    Olympic figure skaters can add highly exprssive musical instruments to their skates (example video).

    Ski makers and toboggan makers and snowboard makers can create violin-like instruments that play on the actual sounds made by scraping snow. Since there are a wide variety of sounds that can be made by scraping snow, the instrument will be highly expressive and can be played by people with no musical background, as well as satisfy musical experts with its capacity to express nuances and fine musical variation.

    Runners use the invention to let their music keep pace with them, rather than them keeping pace with their music.

    There is a very large market for the product, as there are a large number of people that like and listen to music, but a smaller number skilled at playing instruments. Also even those skilled at playing instruments enjoy the fact that the andantephone can be played while doing other things like walking, jogging, skating, skiing, or even sawing through wood (the andantephone can be built into a saw so that it sounds like and works like a violin bow while sawing through wood, for example).

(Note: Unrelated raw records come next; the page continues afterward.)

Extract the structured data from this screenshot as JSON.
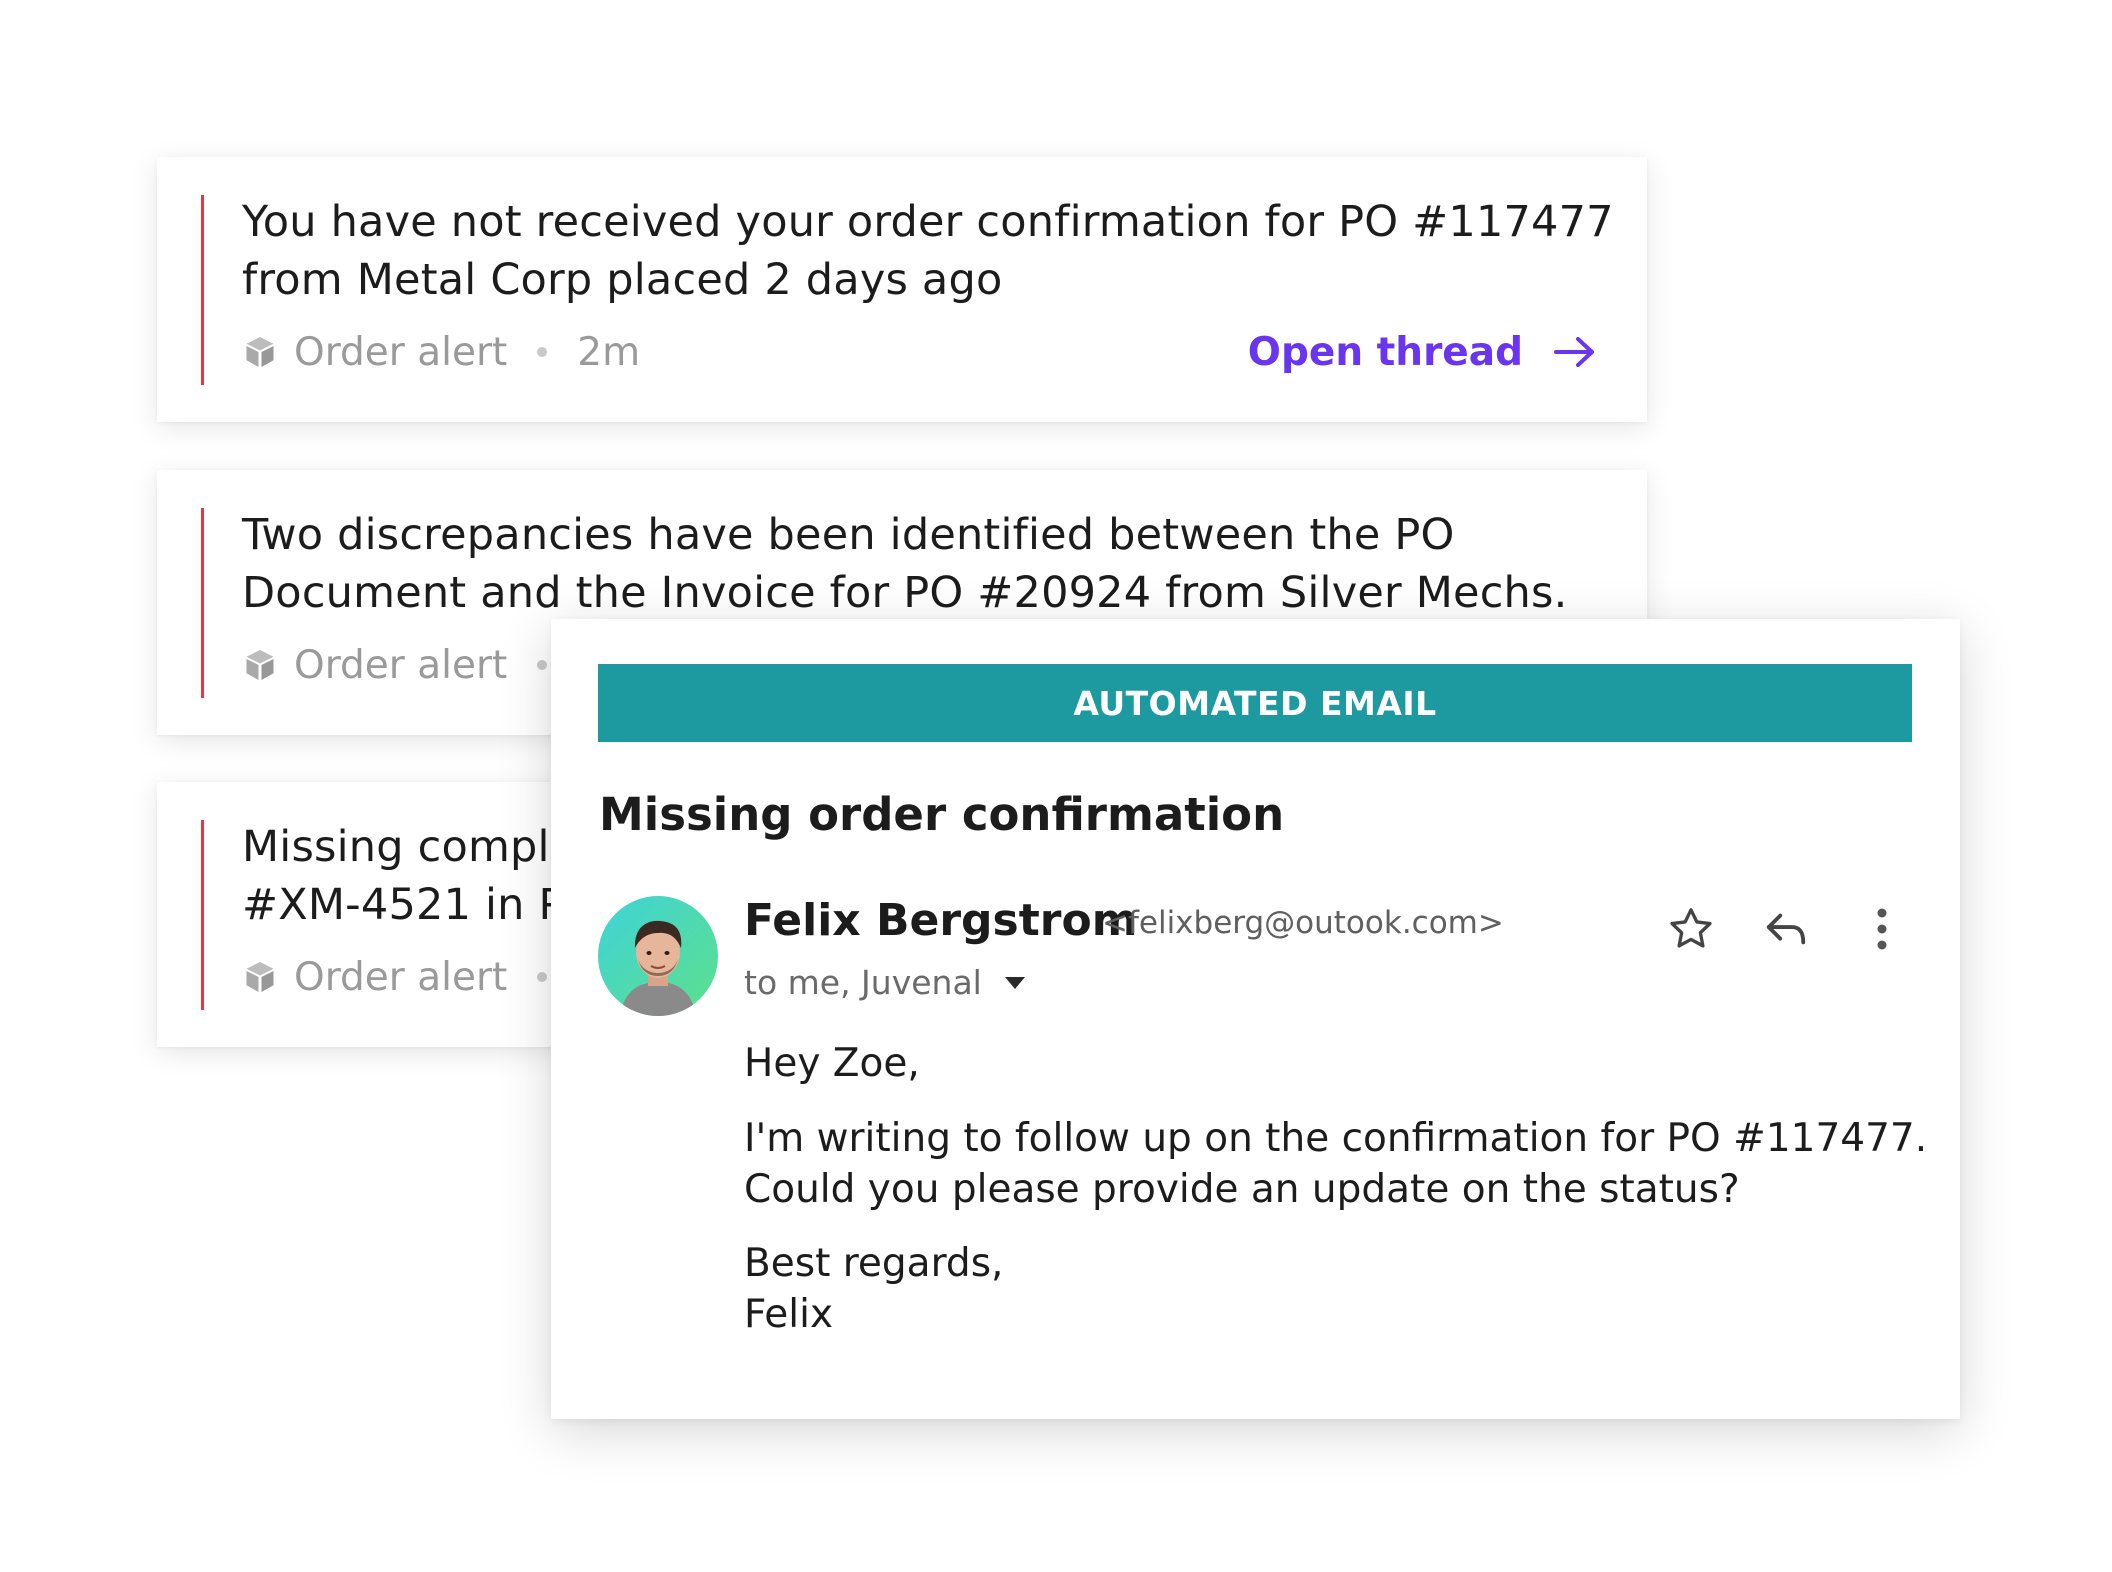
{
  "alerts": [
    {
      "message_line1": "You have not received your order confirmation for PO #117477",
      "message_line2": "from Metal Corp placed 2 days ago",
      "category": "Order alert",
      "time": "2m",
      "action_label": "Open thread",
      "icon": "cube-icon"
    },
    {
      "message_line1": "Two discrepancies have been identified between the PO",
      "message_line2": "Document and the Invoice for PO #20924 from Silver Mechs.",
      "category": "Order alert",
      "icon": "cube-icon"
    },
    {
      "message_line1": "Missing compl",
      "message_line2": "#XM-4521 in P",
      "category": "Order alert",
      "icon": "cube-icon"
    }
  ],
  "email": {
    "banner": "AUTOMATED EMAIL",
    "subject": "Missing order confirmation",
    "sender_name": "Felix Bergstrom",
    "sender_email": "<felixberg@outook.com>",
    "recipients": "to me, Juvenal",
    "greeting": "Hey Zoe,",
    "body_line1": "I'm writing to follow up on the confirmation for PO #117477.",
    "body_line2": "Could you please provide an update on the status?",
    "signoff": "Best regards,",
    "signature": "Felix",
    "icons": [
      "star-icon",
      "reply-icon",
      "more-vert-icon",
      "caret-down-icon"
    ]
  },
  "colors": {
    "alert_bar": "#e0393e",
    "link": "#6a35f0",
    "banner": "#1c9aa0",
    "avatar_gradient": [
      "#3fd3d9",
      "#5de08a"
    ]
  }
}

    The instrument is also useful for rehabilitation and special needs, e.g. as with the related instrument, hydraulophone, used by the CNIB to help with rehabilitation of blind and deafblind children using touch and fine-motor skills.

    As a musical instrument for the deaf, it also has many possibilities, because the ground pads or foot sensors can work both ways to both sense and stimulate the foot, and therefore function as a tactual aid.

  4. Links to publications associated with the invention:
    Watershapes (non-technical magazine) article
    Nessie the Hydraulophone: A Water-Driven Musical Object for Children,
  5. Technical papers:
    ACM Multimedia 2006;
    ACM Multimedia 2010;
    •The andentephone uses another of the "Mannventions", Scratch Input.
  6. Patent applications filed or issued: US20090288545, and other related patent filings. A number of exciting recent new developments are also in the works, related to this invention, with a large portfolio of patentable subject matter.
  7. Prototypes constructed: A number of prototypes have been constructed and are still in working order, and can be demonstrated at at S. Mann's home, or brought to a nearby location.
  8. Further notes: I recommend that Ryan Janzen be brought into the team working on this invention. He did quite a bit of work with this invention, and is the world's leading music composer for andantephone, and also an expert on the enginering and techinical details of building andantephones. Ryan is completing his PhD and will be done at about the right time to assume a role in the company. C. Aimone may also be brought in tactically as a consultant, but is presently the CTO (Chief Technology Officer) Interaxon, one of our other startups, (located nearby in Toronto downtown), so his time needs to be drawn on only tactically.

    Another musical instrument invention is the hydraulophone.

Here is a brief biography on the inventor, Steve Mann; and also Wikipedia has more info on inventor S. Mann.

"Mannventions" ... Return to a list of some of Steve Mann inventions